[Data for this task — start]
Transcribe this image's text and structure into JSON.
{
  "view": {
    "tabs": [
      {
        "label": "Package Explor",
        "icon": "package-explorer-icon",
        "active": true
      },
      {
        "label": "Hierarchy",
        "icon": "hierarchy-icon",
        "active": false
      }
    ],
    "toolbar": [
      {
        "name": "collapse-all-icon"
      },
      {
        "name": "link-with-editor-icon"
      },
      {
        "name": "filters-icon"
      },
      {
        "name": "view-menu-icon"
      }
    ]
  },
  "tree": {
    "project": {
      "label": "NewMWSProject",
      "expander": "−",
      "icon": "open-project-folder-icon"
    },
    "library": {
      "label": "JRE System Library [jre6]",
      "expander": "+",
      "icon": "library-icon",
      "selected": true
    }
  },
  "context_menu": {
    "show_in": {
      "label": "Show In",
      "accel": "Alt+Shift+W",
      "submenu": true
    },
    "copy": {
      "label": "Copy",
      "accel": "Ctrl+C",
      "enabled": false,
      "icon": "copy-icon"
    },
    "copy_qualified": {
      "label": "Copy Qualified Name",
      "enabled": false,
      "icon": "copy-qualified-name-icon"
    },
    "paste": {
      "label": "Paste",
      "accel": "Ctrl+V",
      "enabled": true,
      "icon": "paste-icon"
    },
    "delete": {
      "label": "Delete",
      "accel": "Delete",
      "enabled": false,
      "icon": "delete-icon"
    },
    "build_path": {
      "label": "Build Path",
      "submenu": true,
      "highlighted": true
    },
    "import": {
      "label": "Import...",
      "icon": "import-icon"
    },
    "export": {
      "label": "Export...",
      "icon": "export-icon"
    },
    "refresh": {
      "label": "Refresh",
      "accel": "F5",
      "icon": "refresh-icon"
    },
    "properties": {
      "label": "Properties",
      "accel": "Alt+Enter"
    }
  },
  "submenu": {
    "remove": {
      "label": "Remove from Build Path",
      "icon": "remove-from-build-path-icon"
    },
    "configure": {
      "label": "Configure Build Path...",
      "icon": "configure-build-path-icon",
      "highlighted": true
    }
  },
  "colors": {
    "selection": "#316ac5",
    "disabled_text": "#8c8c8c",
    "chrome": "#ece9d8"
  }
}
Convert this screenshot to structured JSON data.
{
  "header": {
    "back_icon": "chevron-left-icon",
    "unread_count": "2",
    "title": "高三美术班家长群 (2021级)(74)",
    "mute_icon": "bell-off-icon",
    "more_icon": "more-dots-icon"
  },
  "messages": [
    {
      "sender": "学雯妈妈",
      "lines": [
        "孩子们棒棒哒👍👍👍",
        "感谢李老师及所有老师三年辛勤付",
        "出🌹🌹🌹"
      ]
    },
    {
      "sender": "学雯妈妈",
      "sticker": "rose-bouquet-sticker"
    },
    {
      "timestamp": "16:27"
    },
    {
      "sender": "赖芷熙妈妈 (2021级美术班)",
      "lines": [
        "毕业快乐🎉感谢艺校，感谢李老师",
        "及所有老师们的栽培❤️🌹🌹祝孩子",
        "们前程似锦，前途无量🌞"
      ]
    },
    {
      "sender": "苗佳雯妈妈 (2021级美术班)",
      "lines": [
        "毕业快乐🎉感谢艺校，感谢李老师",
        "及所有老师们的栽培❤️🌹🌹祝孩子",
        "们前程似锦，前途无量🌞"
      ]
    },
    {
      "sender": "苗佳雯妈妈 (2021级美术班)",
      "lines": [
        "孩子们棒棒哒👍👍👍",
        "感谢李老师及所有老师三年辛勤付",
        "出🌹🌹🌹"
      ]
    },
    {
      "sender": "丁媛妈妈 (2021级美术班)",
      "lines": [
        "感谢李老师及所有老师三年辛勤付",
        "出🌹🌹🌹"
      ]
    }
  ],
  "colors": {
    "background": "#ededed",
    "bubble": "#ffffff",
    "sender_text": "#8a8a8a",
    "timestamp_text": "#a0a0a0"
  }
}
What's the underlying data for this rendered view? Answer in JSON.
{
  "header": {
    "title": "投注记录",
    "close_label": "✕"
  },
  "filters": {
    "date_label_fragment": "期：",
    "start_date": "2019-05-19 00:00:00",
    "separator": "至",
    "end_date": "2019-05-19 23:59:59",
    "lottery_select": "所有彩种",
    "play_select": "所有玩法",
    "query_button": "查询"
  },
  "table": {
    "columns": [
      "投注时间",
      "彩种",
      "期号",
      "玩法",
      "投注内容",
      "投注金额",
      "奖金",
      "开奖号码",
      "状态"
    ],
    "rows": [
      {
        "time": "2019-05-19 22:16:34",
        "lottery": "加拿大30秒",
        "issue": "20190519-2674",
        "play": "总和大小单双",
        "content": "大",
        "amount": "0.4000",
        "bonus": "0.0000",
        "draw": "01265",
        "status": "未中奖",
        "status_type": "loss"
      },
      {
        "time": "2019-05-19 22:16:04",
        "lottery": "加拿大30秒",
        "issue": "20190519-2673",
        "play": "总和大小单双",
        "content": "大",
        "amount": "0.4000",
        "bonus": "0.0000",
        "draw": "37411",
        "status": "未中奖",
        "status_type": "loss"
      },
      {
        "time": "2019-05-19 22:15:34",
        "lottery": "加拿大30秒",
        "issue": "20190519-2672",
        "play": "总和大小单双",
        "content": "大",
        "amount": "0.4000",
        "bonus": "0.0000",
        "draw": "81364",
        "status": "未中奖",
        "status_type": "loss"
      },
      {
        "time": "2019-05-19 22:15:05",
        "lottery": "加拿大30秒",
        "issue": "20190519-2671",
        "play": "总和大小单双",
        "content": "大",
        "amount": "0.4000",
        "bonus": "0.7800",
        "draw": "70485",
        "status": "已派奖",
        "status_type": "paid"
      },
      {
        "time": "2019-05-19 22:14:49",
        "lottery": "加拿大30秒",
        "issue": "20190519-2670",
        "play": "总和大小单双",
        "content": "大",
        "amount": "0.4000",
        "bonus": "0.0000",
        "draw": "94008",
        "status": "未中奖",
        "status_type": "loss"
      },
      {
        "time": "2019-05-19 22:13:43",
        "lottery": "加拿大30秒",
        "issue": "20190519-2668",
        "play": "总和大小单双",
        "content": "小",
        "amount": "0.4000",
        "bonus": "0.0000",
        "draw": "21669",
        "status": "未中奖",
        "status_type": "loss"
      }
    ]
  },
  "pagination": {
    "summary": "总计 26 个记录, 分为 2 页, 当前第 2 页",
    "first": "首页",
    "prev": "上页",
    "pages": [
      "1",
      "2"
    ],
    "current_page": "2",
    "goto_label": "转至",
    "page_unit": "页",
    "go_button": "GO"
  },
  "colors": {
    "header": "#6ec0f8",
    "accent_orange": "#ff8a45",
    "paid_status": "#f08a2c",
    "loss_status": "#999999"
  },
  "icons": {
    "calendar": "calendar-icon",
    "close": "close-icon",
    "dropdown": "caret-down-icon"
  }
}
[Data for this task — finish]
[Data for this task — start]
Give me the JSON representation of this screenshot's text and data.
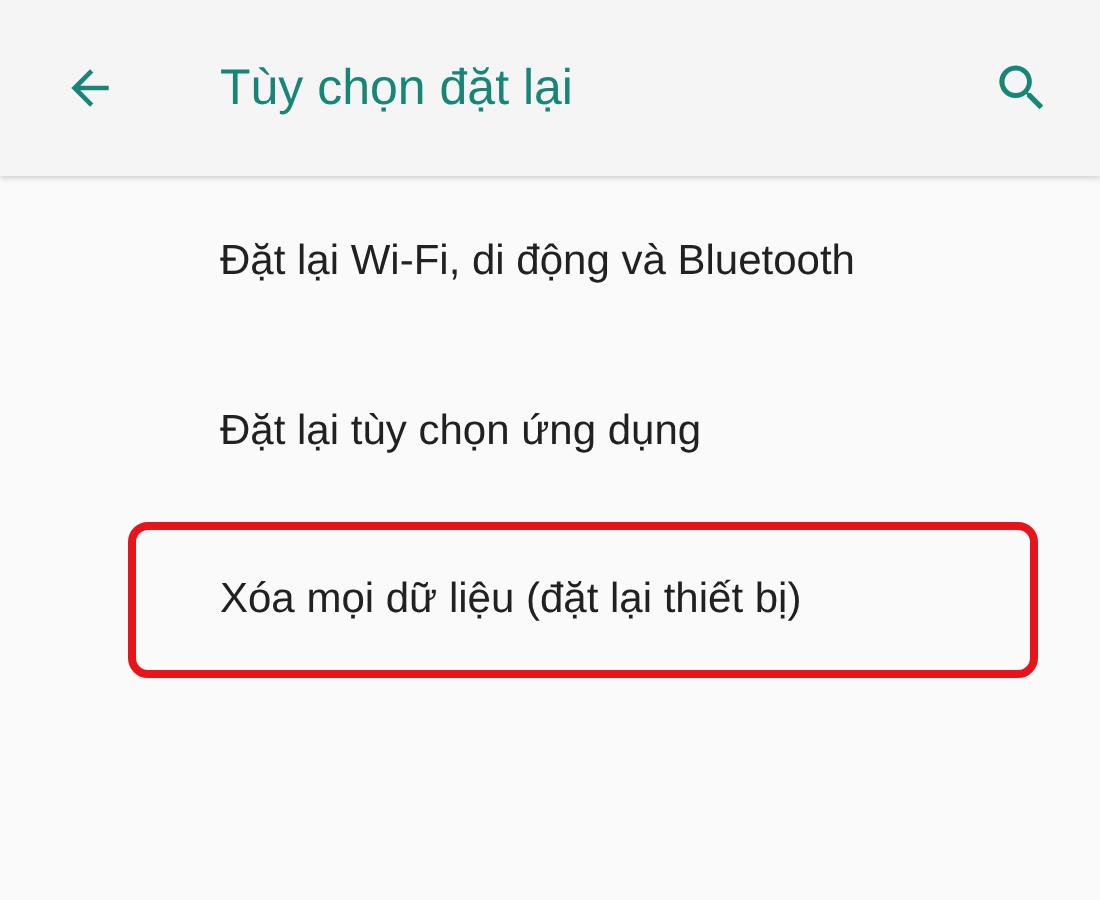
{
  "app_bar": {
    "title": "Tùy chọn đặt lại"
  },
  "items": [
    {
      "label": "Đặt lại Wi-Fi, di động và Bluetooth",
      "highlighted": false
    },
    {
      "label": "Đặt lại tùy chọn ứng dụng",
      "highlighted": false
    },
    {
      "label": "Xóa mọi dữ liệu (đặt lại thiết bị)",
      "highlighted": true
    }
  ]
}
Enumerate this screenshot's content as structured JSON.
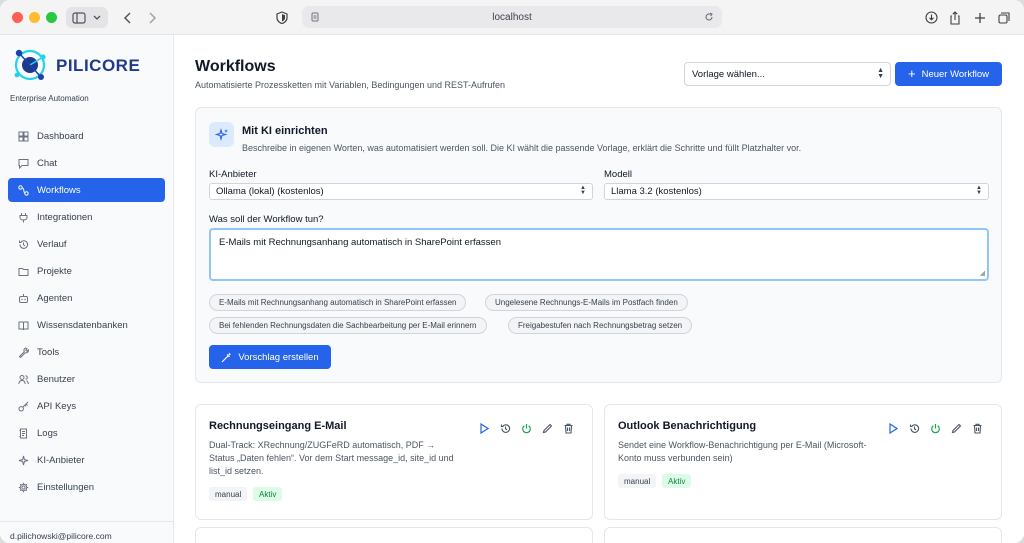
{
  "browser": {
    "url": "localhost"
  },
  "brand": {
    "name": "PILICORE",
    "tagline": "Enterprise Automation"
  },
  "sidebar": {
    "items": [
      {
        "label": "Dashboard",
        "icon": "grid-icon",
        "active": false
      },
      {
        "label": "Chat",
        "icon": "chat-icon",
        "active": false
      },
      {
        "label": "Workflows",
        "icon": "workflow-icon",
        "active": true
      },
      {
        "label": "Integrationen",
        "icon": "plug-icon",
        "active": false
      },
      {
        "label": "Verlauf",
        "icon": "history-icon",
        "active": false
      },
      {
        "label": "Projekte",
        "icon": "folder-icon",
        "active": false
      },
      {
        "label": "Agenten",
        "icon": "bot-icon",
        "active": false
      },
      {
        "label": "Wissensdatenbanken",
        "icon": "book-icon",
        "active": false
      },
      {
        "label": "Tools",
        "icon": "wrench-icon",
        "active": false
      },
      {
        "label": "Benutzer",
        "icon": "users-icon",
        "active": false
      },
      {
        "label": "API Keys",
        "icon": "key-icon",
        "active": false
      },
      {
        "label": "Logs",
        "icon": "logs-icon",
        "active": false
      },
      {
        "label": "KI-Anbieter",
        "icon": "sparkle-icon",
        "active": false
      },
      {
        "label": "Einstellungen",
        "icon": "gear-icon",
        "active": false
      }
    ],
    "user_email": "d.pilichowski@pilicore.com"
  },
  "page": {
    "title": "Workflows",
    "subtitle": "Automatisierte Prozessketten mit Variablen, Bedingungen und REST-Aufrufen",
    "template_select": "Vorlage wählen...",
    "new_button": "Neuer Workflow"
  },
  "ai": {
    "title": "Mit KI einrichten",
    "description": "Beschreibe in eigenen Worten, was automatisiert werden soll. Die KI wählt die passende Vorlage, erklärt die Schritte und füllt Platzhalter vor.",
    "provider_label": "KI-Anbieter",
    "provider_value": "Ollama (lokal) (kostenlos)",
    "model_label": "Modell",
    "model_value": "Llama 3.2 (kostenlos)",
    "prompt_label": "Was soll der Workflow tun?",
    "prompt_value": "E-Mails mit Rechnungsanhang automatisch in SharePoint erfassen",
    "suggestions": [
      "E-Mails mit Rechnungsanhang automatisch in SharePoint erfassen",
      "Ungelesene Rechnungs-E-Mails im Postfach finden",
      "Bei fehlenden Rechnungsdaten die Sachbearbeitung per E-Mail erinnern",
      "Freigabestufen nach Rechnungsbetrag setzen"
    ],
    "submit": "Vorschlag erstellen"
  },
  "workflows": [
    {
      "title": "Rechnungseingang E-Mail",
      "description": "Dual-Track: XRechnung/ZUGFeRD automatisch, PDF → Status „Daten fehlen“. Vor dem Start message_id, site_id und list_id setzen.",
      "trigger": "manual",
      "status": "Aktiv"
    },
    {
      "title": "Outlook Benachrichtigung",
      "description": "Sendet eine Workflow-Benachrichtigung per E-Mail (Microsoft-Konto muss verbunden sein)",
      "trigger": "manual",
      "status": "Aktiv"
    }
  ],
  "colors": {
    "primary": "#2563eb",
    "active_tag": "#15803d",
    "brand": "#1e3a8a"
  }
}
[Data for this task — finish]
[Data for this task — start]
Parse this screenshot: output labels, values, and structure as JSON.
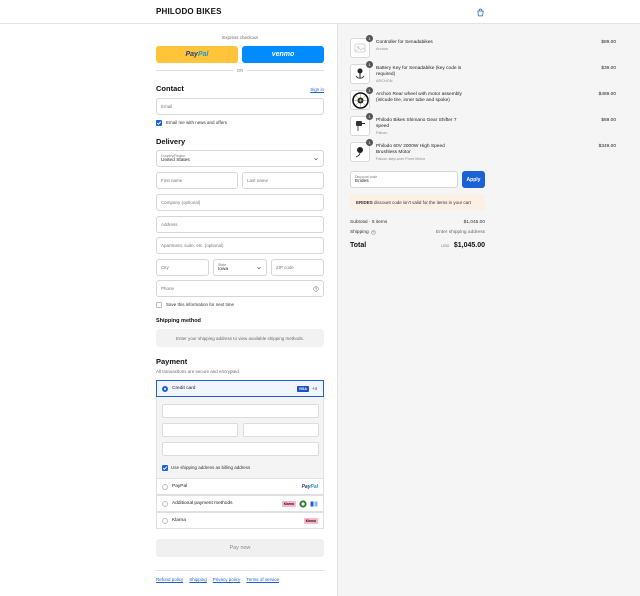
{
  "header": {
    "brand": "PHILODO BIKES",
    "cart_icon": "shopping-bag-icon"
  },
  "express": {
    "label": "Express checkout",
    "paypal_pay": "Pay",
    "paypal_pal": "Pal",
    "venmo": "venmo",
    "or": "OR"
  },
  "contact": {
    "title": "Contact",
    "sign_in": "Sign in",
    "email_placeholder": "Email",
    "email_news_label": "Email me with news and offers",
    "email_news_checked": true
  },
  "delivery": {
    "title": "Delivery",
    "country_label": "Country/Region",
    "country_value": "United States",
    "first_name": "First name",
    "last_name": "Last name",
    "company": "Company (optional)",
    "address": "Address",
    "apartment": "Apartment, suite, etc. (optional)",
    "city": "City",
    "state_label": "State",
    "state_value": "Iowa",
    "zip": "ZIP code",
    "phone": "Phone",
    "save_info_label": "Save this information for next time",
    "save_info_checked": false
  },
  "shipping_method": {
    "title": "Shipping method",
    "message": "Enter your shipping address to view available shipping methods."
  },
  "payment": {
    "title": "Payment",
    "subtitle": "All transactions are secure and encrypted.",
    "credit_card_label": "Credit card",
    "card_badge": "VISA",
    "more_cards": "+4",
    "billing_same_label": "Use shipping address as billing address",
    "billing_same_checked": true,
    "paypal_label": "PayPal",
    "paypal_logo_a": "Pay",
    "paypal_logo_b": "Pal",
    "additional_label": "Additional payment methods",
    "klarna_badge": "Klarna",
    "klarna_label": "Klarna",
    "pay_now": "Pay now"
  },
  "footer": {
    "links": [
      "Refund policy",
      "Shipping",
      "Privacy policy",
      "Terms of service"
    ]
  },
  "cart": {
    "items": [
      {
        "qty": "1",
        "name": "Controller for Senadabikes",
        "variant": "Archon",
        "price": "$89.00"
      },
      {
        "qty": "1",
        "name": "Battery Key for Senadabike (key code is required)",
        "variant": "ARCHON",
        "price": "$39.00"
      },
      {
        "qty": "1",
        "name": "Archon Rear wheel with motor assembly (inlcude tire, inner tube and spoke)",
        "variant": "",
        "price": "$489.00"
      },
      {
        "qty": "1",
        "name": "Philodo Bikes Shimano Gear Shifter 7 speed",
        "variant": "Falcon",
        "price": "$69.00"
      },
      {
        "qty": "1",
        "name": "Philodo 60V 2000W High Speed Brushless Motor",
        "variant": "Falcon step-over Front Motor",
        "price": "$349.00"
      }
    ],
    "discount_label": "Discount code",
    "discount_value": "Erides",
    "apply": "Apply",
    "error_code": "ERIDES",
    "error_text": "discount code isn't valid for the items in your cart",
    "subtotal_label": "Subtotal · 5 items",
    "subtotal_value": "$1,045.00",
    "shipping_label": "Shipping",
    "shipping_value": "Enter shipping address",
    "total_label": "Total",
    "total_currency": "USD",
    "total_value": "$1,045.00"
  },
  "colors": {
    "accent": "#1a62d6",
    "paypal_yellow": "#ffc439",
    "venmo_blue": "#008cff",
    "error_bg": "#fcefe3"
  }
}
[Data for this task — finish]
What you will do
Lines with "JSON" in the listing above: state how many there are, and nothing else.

Task response
6